  • [MERGED] Phab:D1224: Dwarf: Preserve stack pointer register
  • [MERGED] Phab:D1225: cmm: Expose machine's stack pointer and return address registers
  • [MERGED] Phab:D1223: StgStartup: Add DWARF unwinding annotations for stg_stop_thread
  • [READY] Phab:D1532: Dwarf: Assume first block in a proc has an info table

This should be enough to get reasonable backtraces for error-handling and reporting.

Further stabilization

While the DWARF annotations produced by GHC 8.0.1 were a significant improvement over previous releases, they still broke in a number of important cases (largely due to foreign calls; see #11137, #11138). GHC 8.2 will hopefully fix up these remaining cases,

  • [RFC] Phab:D1732: Improve accuracy of unwinding in presence of foreign calls
  • [RFC] Phab:D2738: Cmm: Add support for undefined unwinding statements

Statistical Profiling

However, we also want profiling. For this, however, DWARF annotations alone aren't sufficient. The plan here is to incorporate a more details from the source notes produced by GHC into the DWARF vendor extension DIEs.

The RTS then takes these DIEs during program initialization and emits a representation of them to the eventlog for later use by analysis code,

Now we have everything necessary to add some basic statistical profiling. Here we collect samples from heap checks and black hole block events and emit them to the event log,

This all appears to work and I have some rather crude analysis tools which I should really clean up a bit. Ideally someone would dust off Peter's Threadscope integration as this would make for an extremely compelling performance analysis story.

I also have yet to examine the impact of profiling on performance when not enabled. In principle it should be cheap enough to compile in unconditionally (although event log support is needed) but this needs to be measured.

It would also be nice to support time- or cycle-based sampling.

  • [IDEA] Support basic timer-based sampling
  • [RFC] Phab:D1517: Support sampling with Linux perf_events interface
  • [IDEA] Support for kernel-mode Haskell stack sampling on Linux via eBPF

In addition, we may want to support some form of call-graph collection. This, however, will be left for future work.

In his prototype implementation Peter also had the lovely ability to preserve simplified Core for later examination. This would be a nice thing to have but probably won't happen for 8.0. The challenge here is recording the Core fragments without introducing enormous amounts of redundancy.

  • [IDEA] Record tree of Core fragments into DWARF DIEs (Core Notes)

Finally, it would be great if we could provide stack traces alongside exceptions. There are some ideas for how to do this in Exceptions/StackTraces.

  • [IDEA] Record stack traces with synchronous and asynchronous exceptions

Also, currently we only provide debug information with the native code generator. Doing the same in the LLVM code generator shouldn't be so hard,
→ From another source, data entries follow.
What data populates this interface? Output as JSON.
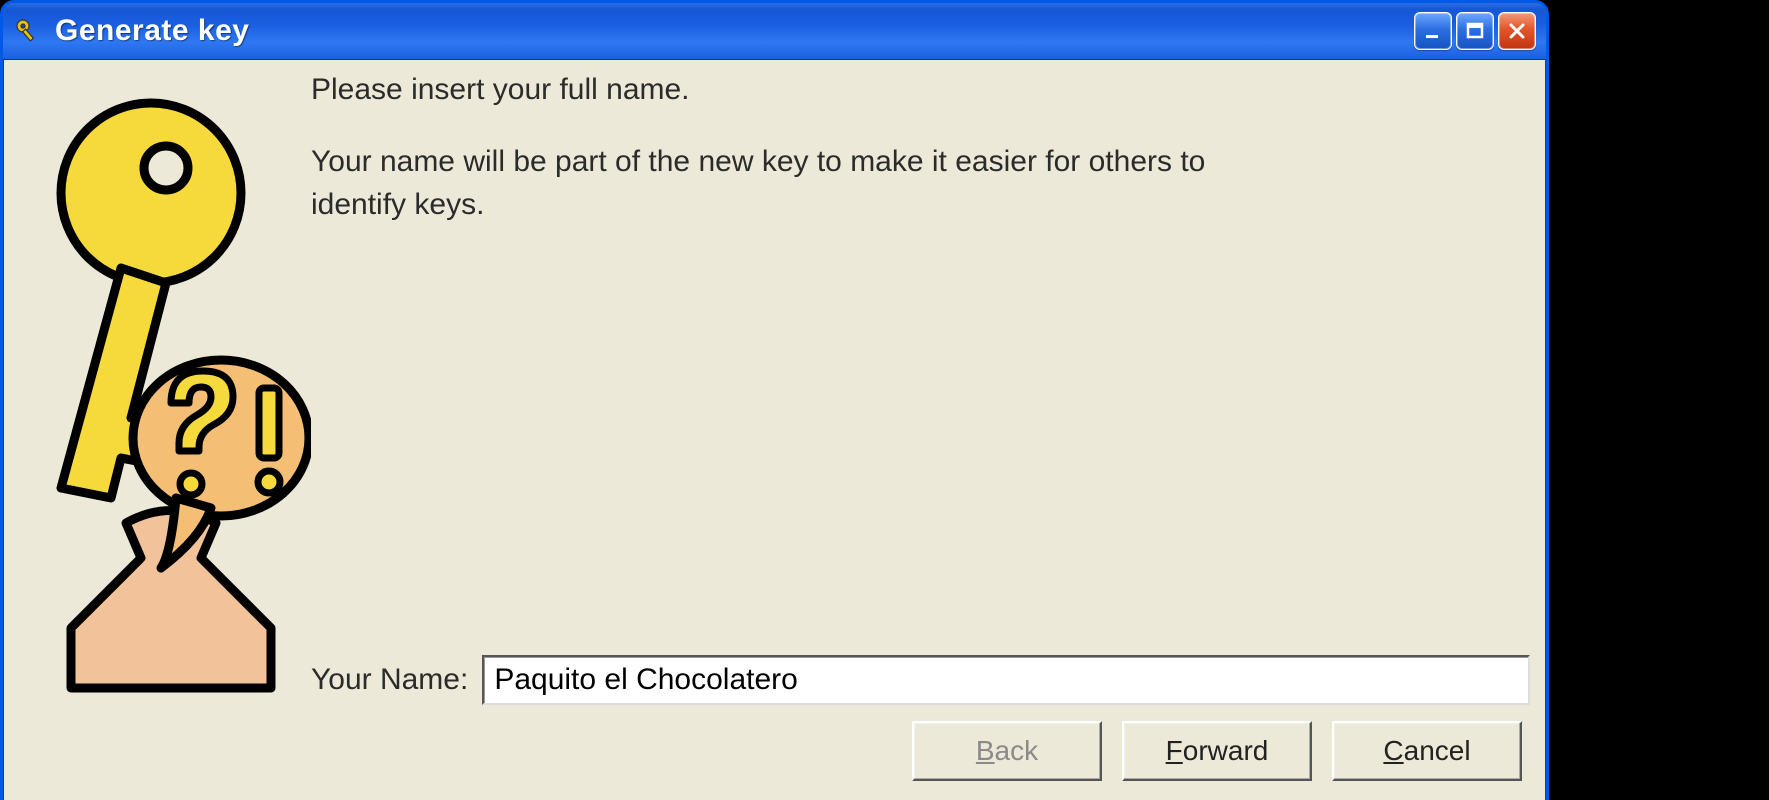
{
  "window": {
    "title": "Generate key"
  },
  "content": {
    "para1": "Please insert your full name.",
    "para2": "Your name will be part of the new key to make it easier for others to identify keys."
  },
  "field": {
    "label": "Your Name:",
    "value": "Paquito el Chocolatero"
  },
  "buttons": {
    "back_pre": "",
    "back_mnemonic": "B",
    "back_post": "ack",
    "back_disabled": true,
    "forward_pre": "",
    "forward_mnemonic": "F",
    "forward_post": "orward",
    "cancel_pre": "",
    "cancel_mnemonic": "C",
    "cancel_post": "ancel"
  }
}
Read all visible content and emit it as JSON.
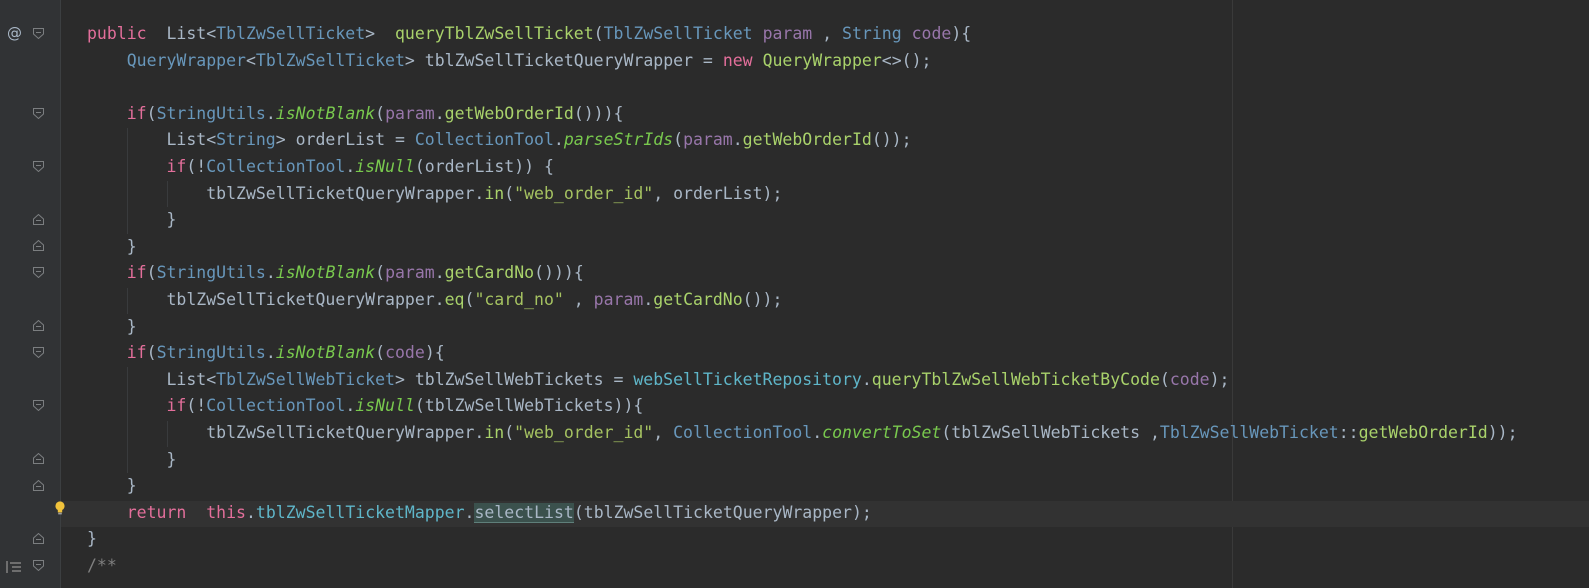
{
  "editor": {
    "lines": [
      [
        [
          "kwp",
          "public"
        ],
        [
          "p",
          "  "
        ],
        [
          "p",
          "List<"
        ],
        [
          "cls",
          "TblZwSellTicket"
        ],
        [
          "p",
          ">  "
        ],
        [
          "fn",
          "queryTblZwSellTicket"
        ],
        [
          "p",
          "("
        ],
        [
          "cls",
          "TblZwSellTicket"
        ],
        [
          "p",
          " "
        ],
        [
          "var",
          "param"
        ],
        [
          "p",
          " , "
        ],
        [
          "cls",
          "String"
        ],
        [
          "p",
          " "
        ],
        [
          "var",
          "code"
        ],
        [
          "p",
          "){"
        ]
      ],
      [
        [
          "p",
          "    "
        ],
        [
          "cls",
          "QueryWrapper"
        ],
        [
          "p",
          "<"
        ],
        [
          "cls",
          "TblZwSellTicket"
        ],
        [
          "p",
          "> tblZwSellTicketQueryWrapper = "
        ],
        [
          "kwp",
          "new"
        ],
        [
          "p",
          " "
        ],
        [
          "fn",
          "QueryWrapper"
        ],
        [
          "p",
          "<>();"
        ]
      ],
      [],
      [
        [
          "p",
          "    "
        ],
        [
          "kwp",
          "if"
        ],
        [
          "p",
          "("
        ],
        [
          "cls",
          "StringUtils"
        ],
        [
          "p",
          "."
        ],
        [
          "fni",
          "isNotBlank"
        ],
        [
          "p",
          "("
        ],
        [
          "var",
          "param"
        ],
        [
          "p",
          "."
        ],
        [
          "fn",
          "getWebOrderId"
        ],
        [
          "p",
          "())){"
        ]
      ],
      [
        [
          "p",
          "        List<"
        ],
        [
          "cls",
          "String"
        ],
        [
          "p",
          "> orderList = "
        ],
        [
          "cls",
          "CollectionTool"
        ],
        [
          "p",
          "."
        ],
        [
          "fni",
          "parseStrIds"
        ],
        [
          "p",
          "("
        ],
        [
          "var",
          "param"
        ],
        [
          "p",
          "."
        ],
        [
          "fn",
          "getWebOrderId"
        ],
        [
          "p",
          "());"
        ]
      ],
      [
        [
          "p",
          "        "
        ],
        [
          "kwp",
          "if"
        ],
        [
          "p",
          "(!"
        ],
        [
          "cls",
          "CollectionTool"
        ],
        [
          "p",
          "."
        ],
        [
          "fni",
          "isNull"
        ],
        [
          "p",
          "(orderList)) {"
        ]
      ],
      [
        [
          "p",
          "            tblZwSellTicketQueryWrapper."
        ],
        [
          "fn",
          "in"
        ],
        [
          "p",
          "("
        ],
        [
          "str",
          "\"web_order_id\""
        ],
        [
          "p",
          ", orderList);"
        ]
      ],
      [
        [
          "p",
          "        }"
        ]
      ],
      [
        [
          "p",
          "    }"
        ]
      ],
      [
        [
          "p",
          "    "
        ],
        [
          "kwp",
          "if"
        ],
        [
          "p",
          "("
        ],
        [
          "cls",
          "StringUtils"
        ],
        [
          "p",
          "."
        ],
        [
          "fni",
          "isNotBlank"
        ],
        [
          "p",
          "("
        ],
        [
          "var",
          "param"
        ],
        [
          "p",
          "."
        ],
        [
          "fn",
          "getCardNo"
        ],
        [
          "p",
          "())){"
        ]
      ],
      [
        [
          "p",
          "        tblZwSellTicketQueryWrapper."
        ],
        [
          "fn",
          "eq"
        ],
        [
          "p",
          "("
        ],
        [
          "str",
          "\"card_no\""
        ],
        [
          "p",
          " , "
        ],
        [
          "var",
          "param"
        ],
        [
          "p",
          "."
        ],
        [
          "fn",
          "getCardNo"
        ],
        [
          "p",
          "());"
        ]
      ],
      [
        [
          "p",
          "    }"
        ]
      ],
      [
        [
          "p",
          "    "
        ],
        [
          "kwp",
          "if"
        ],
        [
          "p",
          "("
        ],
        [
          "cls",
          "StringUtils"
        ],
        [
          "p",
          "."
        ],
        [
          "fni",
          "isNotBlank"
        ],
        [
          "p",
          "("
        ],
        [
          "var",
          "code"
        ],
        [
          "p",
          "){"
        ]
      ],
      [
        [
          "p",
          "        List<"
        ],
        [
          "cls",
          "TblZwSellWebTicket"
        ],
        [
          "p",
          "> tblZwSellWebTickets = "
        ],
        [
          "fld",
          "webSellTicketRepository"
        ],
        [
          "p",
          "."
        ],
        [
          "fn",
          "queryTblZwSellWebTicketByCode"
        ],
        [
          "p",
          "("
        ],
        [
          "var",
          "code"
        ],
        [
          "p",
          ");"
        ]
      ],
      [
        [
          "p",
          "        "
        ],
        [
          "kwp",
          "if"
        ],
        [
          "p",
          "(!"
        ],
        [
          "cls",
          "CollectionTool"
        ],
        [
          "p",
          "."
        ],
        [
          "fni",
          "isNull"
        ],
        [
          "p",
          "(tblZwSellWebTickets)){"
        ]
      ],
      [
        [
          "p",
          "            tblZwSellTicketQueryWrapper."
        ],
        [
          "fn",
          "in"
        ],
        [
          "p",
          "("
        ],
        [
          "str",
          "\"web_order_id\""
        ],
        [
          "p",
          ", "
        ],
        [
          "cls",
          "CollectionTool"
        ],
        [
          "p",
          "."
        ],
        [
          "fni",
          "convertToSet"
        ],
        [
          "p",
          "(tblZwSellWebTickets ,"
        ],
        [
          "cls",
          "TblZwSellWebTicket"
        ],
        [
          "p",
          "::"
        ],
        [
          "fn",
          "getWebOrderId"
        ],
        [
          "p",
          "));"
        ]
      ],
      [
        [
          "p",
          "        }"
        ]
      ],
      [
        [
          "p",
          "    }"
        ]
      ],
      [
        [
          "p",
          "    "
        ],
        [
          "kwp",
          "return"
        ],
        [
          "p",
          "  "
        ],
        [
          "kwp",
          "this"
        ],
        [
          "p",
          "."
        ],
        [
          "fld",
          "tblZwSellTicketMapper"
        ],
        [
          "p",
          "."
        ],
        [
          "hl",
          "selectList"
        ],
        [
          "p",
          "(tblZwSellTicketQueryWrapper);"
        ]
      ],
      [
        [
          "p",
          "}"
        ]
      ],
      [
        [
          "cm",
          "/**"
        ]
      ]
    ]
  },
  "gutter": {
    "override_marker": "@",
    "intention_icon": "lightbulb-icon",
    "fold_icon": "fold-marker-icon",
    "structure_icon": "structure-icon"
  },
  "theme": {
    "background": "#2b2b2b",
    "gutter": "#313335",
    "caret_row": "#323232",
    "keyword": "#e36f9b",
    "type": "#6897bb",
    "method": "#a9d26b",
    "string": "#a5c261",
    "param": "#9876aa",
    "field": "#5fb6c9"
  }
}
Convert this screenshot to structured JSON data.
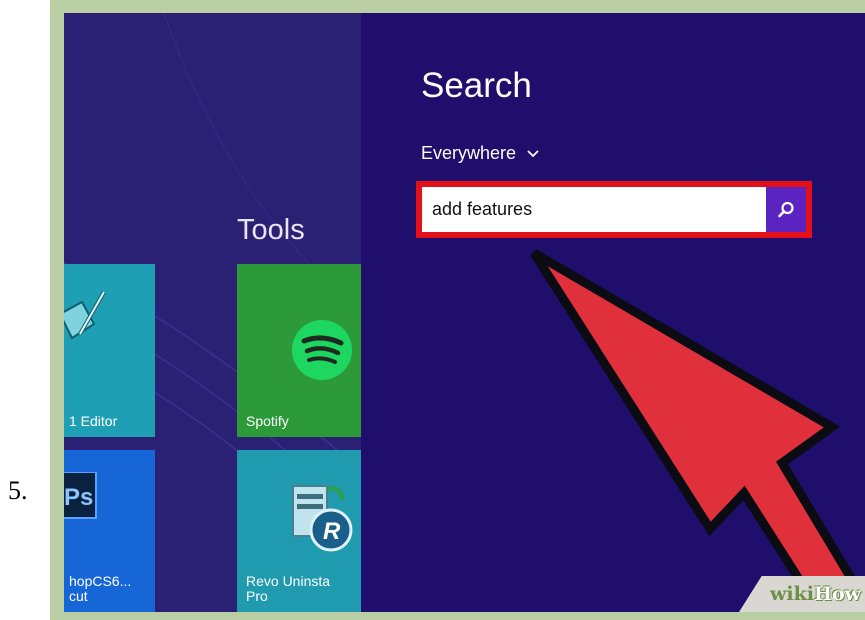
{
  "step": {
    "number": "5."
  },
  "start": {
    "group_title": "Tools",
    "tiles": [
      {
        "label": "1 Editor",
        "icon": "editor-icon",
        "color": "#1f9fb4"
      },
      {
        "label": "hopCS6...\ncut",
        "icon": "photoshop-icon",
        "color": "#1666d8",
        "icon_text": "Ps"
      },
      {
        "label": "Spotify",
        "icon": "spotify-icon",
        "color": "#2d9a3a"
      },
      {
        "label": "Revo Uninsta\nPro",
        "icon": "revo-uninstaller-icon",
        "color": "#1f9aae",
        "icon_text": "R"
      }
    ]
  },
  "search": {
    "title": "Search",
    "scope": "Everywhere",
    "query": "add features",
    "button_icon": "search-icon",
    "highlight_color": "#e3101a",
    "accent": "#5b24c2"
  },
  "annotation": {
    "arrow_color": "#e0303c"
  },
  "watermark": {
    "wiki": "wiki",
    "how": "How"
  }
}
  • [RFC] Phab:D2343: Add debug information output to LLVM code generator


Now since we have all of these features, we need to make sure the user knows what they do.

  • [MERGED] Phab:D1369 Add debugging information chapter to the GHC users guide
Last modified 4 months ago Last modified on Apr 30, 2017 10:47:43 PM